Top of RECORDS SUPPLIED
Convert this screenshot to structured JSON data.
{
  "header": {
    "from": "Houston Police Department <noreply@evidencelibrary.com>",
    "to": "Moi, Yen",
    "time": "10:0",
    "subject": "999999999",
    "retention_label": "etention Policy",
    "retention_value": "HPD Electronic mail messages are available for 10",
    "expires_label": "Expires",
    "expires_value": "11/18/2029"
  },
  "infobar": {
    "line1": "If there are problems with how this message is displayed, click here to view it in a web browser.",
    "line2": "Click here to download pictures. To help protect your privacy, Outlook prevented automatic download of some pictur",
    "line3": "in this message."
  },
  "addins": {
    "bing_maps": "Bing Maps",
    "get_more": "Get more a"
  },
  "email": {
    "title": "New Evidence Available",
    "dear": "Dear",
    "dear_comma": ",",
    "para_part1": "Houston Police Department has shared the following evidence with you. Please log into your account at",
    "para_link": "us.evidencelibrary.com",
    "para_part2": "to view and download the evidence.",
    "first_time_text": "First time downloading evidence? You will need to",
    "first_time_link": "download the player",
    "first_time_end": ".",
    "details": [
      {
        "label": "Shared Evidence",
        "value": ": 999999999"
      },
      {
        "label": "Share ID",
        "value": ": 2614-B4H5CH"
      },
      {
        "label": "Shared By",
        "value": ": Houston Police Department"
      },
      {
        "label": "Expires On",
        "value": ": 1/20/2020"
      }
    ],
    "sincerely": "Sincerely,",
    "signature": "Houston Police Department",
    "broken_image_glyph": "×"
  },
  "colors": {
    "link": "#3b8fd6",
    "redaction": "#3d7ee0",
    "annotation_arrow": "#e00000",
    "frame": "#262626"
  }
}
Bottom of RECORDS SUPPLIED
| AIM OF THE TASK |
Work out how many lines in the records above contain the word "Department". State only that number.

| EXERCISE SOLUTION |
4